Exercise directions
Every entry that follows should be written out again exactly.

Entries provided Block Start

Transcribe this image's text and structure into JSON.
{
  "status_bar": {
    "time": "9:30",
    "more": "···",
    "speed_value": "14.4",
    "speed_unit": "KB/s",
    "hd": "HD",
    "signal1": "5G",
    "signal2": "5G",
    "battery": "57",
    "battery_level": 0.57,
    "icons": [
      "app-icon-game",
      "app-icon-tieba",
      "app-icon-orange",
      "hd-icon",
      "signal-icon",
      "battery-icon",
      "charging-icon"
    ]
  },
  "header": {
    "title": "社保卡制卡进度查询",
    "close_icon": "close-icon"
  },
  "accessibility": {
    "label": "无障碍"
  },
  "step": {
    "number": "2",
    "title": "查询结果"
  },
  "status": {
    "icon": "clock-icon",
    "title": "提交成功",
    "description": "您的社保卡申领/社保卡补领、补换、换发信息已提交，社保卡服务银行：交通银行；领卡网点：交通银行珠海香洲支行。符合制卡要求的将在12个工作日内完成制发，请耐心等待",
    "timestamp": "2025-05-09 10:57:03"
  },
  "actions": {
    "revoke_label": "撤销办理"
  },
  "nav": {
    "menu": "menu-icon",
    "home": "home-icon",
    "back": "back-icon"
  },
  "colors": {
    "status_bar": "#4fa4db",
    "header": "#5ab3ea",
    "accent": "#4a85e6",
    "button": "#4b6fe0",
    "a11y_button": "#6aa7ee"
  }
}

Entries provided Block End

Answer to this problem
Transcribe this image's text and structure into JSON.
{
  "status_bar": {
    "time": "9:30",
    "more": "···",
    "speed_value": "14.4",
    "speed_unit": "KB/s",
    "hd": "HD",
    "signal1": "5G",
    "signal2": "5G",
    "battery": "57",
    "battery_level": 0.57,
    "icons": [
      "app-icon-game",
      "app-icon-tieba",
      "app-icon-orange",
      "hd-icon",
      "signal-icon",
      "battery-icon",
      "charging-icon"
    ]
  },
  "header": {
    "title": "社保卡制卡进度查询",
    "close_icon": "close-icon"
  },
  "accessibility": {
    "label": "无障碍"
  },
  "step": {
    "number": "2",
    "title": "查询结果"
  },
  "status": {
    "icon": "clock-icon",
    "title": "提交成功",
    "description": "您的社保卡申领/社保卡补领、补换、换发信息已提交，社保卡服务银行：交通银行；领卡网点：交通银行珠海香洲支行。符合制卡要求的将在12个工作日内完成制发，请耐心等待",
    "timestamp": "2025-05-09 10:57:03"
  },
  "actions": {
    "revoke_label": "撤销办理"
  },
  "nav": {
    "menu": "menu-icon",
    "home": "home-icon",
    "back": "back-icon"
  },
  "colors": {
    "status_bar": "#4fa4db",
    "header": "#5ab3ea",
    "accent": "#4a85e6",
    "button": "#4b6fe0",
    "a11y_button": "#6aa7ee"
  }
}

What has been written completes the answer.